Prague way more beautiful than Paris, hands down. I could ramble on and on, but it will all just come out as “amazing, beautiful, perfect, unreal,” etc. We went to the Museum of Torture (lame), walked over Charles Bridge, went to the castle, and roamed the streets. One night we saw some bands play at a little bar/club. We even went out to a restaurant for dinner, which we never do on our own… but we picked the right city to splurge. Appetizers, 3 dinners, 4 beers, and 2 cokes were about 25 Euros (we went out with our other Hospitality Club host, a great guy from the Ukraine) total. We ate yummy pastries every morning and saw street performers and took a zillion pictures.
The hitchhiking adventure from Prague back to Berlin was much, much slower. We never really found a great spot to start from in Prague, but after many hours of waiting finally got a ride to Dresden with this great Czech couple. It was almost dark when we got there, and the possibility of getting picked up after dark when you’re hitching is much less… so we just decided to stay in Dresden for the night, at another fantastic hostel. 12 Euro a night for super comfy beds, clean bathrooms, amazing kitchen, good coffee, etc. In the end, I felt like everything worked out the way it was supposed to, because I loved Dresden. It still had some old buildings left (though most of the city was bombed in the war, I guess they were able to salvage some good stuff), and the rest of the city was like Berlin – clean, modern, and efficient. There was a great punk scene, tons of great bars to choose from, and very close to nature. After exploring for a while, we ended up at a bar called “Little Creatures” where my boyfriend had one of the best milkshakes I’ve ever tasted and I had another comically large beer.
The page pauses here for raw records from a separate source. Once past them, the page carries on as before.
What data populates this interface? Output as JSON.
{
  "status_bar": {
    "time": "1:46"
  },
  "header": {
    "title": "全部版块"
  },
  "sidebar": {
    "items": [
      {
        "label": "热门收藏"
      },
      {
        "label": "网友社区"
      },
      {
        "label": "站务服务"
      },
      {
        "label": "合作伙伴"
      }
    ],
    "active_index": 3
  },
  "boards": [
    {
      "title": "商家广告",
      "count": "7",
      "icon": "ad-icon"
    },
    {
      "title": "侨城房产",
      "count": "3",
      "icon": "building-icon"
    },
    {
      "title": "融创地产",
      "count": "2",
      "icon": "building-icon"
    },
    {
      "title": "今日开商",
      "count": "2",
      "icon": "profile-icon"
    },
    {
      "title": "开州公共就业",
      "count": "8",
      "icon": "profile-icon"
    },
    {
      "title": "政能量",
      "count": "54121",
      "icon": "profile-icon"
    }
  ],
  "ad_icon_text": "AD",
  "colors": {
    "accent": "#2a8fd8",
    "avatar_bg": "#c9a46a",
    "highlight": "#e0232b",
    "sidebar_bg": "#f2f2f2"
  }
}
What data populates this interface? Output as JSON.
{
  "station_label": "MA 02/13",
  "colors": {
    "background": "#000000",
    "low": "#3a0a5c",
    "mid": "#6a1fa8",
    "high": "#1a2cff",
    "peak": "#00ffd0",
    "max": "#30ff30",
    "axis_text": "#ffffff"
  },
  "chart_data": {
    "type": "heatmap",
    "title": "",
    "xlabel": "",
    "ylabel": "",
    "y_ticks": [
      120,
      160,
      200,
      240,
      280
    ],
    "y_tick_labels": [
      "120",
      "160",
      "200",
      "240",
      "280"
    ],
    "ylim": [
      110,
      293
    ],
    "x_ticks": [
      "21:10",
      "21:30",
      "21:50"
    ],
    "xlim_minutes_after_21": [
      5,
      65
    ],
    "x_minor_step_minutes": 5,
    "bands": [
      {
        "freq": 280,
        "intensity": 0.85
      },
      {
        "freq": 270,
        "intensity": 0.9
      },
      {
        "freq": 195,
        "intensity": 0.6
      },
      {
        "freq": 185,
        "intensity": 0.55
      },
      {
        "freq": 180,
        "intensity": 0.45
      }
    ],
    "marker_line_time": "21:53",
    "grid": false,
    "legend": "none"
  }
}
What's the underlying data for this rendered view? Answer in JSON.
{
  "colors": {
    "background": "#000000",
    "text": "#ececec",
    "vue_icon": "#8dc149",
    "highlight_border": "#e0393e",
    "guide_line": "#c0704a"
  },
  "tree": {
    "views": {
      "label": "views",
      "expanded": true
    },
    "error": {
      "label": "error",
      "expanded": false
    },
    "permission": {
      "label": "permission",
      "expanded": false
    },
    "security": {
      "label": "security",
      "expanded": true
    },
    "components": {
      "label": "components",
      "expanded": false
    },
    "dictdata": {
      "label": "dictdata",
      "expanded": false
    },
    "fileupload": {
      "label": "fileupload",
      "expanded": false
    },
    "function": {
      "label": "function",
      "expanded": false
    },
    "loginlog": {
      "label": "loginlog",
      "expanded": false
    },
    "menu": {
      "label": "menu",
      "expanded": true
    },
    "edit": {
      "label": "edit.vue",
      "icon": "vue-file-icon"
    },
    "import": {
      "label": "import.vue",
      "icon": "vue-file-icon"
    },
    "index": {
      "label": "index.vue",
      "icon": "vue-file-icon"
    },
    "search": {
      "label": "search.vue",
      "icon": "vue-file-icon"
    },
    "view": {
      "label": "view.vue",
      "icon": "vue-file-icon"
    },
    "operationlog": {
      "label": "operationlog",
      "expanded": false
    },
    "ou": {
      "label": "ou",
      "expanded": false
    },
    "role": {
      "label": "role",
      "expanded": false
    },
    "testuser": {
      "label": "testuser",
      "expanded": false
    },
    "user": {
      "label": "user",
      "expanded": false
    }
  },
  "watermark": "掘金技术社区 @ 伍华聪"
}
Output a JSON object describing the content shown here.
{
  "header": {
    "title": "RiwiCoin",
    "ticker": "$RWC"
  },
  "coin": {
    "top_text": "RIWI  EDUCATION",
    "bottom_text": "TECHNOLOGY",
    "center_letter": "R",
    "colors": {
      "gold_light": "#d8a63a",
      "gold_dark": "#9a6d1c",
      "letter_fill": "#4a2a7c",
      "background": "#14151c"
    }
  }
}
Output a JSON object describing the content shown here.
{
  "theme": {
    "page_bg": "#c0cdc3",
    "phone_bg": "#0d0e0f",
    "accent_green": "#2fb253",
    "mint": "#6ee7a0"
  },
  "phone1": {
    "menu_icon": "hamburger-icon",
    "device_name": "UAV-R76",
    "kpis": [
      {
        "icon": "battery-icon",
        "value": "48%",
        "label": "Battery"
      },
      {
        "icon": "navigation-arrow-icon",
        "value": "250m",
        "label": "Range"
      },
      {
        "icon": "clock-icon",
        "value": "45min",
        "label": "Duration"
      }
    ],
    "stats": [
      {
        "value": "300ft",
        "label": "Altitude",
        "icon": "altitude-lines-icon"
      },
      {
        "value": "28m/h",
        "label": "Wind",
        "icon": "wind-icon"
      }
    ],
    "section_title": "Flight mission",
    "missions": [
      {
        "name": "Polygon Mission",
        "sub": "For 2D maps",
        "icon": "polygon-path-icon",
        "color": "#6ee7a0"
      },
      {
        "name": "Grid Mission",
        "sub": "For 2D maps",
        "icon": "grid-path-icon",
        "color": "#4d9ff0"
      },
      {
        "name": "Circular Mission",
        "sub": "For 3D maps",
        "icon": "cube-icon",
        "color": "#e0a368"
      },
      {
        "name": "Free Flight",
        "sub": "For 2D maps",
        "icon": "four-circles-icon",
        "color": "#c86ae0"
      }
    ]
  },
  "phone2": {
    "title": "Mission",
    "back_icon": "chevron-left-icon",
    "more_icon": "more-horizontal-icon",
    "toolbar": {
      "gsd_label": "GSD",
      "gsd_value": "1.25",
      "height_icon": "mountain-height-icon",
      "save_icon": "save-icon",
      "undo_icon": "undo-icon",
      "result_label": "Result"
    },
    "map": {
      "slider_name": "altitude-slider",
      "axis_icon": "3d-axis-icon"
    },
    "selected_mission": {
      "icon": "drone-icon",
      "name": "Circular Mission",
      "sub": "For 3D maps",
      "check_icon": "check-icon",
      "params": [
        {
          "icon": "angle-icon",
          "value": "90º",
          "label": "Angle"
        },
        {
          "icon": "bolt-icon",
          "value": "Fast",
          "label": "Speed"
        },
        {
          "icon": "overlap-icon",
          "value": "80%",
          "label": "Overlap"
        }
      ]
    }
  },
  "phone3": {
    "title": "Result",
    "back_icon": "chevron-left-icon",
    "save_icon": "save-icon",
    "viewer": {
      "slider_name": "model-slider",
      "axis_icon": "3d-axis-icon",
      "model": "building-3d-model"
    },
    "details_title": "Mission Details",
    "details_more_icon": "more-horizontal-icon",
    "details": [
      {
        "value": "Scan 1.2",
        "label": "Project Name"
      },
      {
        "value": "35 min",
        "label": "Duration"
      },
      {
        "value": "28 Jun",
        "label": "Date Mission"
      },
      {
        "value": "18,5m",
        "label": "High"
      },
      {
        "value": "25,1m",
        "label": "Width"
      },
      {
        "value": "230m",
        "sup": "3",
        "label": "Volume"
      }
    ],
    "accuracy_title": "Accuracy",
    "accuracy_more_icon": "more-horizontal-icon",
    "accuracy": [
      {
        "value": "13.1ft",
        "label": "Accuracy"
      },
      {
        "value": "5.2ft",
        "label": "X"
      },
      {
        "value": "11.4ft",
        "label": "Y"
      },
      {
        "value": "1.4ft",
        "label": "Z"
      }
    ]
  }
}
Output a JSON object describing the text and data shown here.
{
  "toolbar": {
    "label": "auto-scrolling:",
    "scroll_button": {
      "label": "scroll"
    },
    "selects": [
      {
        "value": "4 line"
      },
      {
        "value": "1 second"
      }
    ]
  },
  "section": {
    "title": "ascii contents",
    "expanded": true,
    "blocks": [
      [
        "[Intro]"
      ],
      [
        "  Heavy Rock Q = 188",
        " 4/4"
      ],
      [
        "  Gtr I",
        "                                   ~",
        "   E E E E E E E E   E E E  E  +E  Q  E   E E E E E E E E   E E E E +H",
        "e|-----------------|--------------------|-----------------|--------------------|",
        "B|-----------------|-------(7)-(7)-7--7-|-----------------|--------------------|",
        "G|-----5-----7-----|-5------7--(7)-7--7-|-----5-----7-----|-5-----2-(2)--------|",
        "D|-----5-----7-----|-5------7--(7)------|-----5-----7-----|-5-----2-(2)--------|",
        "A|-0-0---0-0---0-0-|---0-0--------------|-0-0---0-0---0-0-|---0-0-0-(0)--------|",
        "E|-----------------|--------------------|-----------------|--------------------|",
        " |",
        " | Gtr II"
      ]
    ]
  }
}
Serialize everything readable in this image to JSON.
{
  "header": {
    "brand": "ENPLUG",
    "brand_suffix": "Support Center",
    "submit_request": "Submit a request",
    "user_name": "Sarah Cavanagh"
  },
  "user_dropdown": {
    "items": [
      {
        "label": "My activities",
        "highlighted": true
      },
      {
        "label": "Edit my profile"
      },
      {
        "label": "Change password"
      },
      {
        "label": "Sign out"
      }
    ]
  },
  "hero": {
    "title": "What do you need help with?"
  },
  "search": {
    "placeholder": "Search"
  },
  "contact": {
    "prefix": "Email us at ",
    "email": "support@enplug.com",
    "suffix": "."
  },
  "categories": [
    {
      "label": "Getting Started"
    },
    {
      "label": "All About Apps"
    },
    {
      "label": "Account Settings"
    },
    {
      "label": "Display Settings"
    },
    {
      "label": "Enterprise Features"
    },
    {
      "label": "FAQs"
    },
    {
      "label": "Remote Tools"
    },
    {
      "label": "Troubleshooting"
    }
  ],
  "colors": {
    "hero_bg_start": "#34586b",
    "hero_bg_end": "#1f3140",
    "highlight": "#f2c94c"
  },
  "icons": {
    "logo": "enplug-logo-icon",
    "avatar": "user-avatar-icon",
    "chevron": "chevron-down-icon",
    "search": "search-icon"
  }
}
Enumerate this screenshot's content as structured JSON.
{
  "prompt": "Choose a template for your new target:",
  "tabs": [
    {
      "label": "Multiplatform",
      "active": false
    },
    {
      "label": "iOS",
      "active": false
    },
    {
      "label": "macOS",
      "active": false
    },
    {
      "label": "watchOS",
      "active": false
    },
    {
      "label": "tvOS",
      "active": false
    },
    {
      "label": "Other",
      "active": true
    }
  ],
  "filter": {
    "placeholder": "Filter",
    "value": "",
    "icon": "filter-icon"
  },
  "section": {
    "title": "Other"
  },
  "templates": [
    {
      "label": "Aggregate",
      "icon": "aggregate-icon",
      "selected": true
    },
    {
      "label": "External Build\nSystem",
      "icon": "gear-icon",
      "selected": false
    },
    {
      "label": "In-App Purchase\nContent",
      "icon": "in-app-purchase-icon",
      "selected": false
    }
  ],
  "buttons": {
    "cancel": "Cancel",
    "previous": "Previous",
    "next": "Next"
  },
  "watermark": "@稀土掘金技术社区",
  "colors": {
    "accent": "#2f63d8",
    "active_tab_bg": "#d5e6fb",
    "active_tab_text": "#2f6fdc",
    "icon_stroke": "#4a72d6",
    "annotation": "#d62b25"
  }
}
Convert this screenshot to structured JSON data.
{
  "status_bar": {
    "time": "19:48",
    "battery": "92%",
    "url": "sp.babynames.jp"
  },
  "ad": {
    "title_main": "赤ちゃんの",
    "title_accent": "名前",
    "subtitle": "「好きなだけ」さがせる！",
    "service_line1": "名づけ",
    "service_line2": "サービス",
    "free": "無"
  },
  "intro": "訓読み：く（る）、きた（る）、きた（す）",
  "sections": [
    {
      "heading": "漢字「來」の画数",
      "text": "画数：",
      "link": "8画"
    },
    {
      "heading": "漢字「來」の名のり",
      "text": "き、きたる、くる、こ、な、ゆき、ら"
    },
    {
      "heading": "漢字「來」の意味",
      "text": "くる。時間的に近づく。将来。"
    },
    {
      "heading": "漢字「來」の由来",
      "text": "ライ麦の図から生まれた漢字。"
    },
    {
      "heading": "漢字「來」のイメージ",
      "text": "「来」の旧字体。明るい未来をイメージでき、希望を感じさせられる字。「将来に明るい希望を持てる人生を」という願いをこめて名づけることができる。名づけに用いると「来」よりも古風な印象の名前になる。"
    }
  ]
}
Hitching from Dresden to Berlin on Monday was also slow-going and we almost gave up a few times, but in the end, again, it all worked out great. A Czech guy who spoke perfect English picked us up at a rest stop in the middle of nowhere (a very not-crowded rest stop that was making me very nervous with the lack of people pulling over) and drove us straight into Berlin, after the first couple rides only took us about 50 kilometers of so. We were in Berlin by 6:30pm, with plenty of time to eat, rest, and catch our 9:30 train back to Paris on Monday night.
There you have it. I want to go back and spend way more time in each of the cities I visited, which is the sign that I had an awesome trip. I’m just very, very tired and I really need to do laundry. And then I want to travel more, more, more.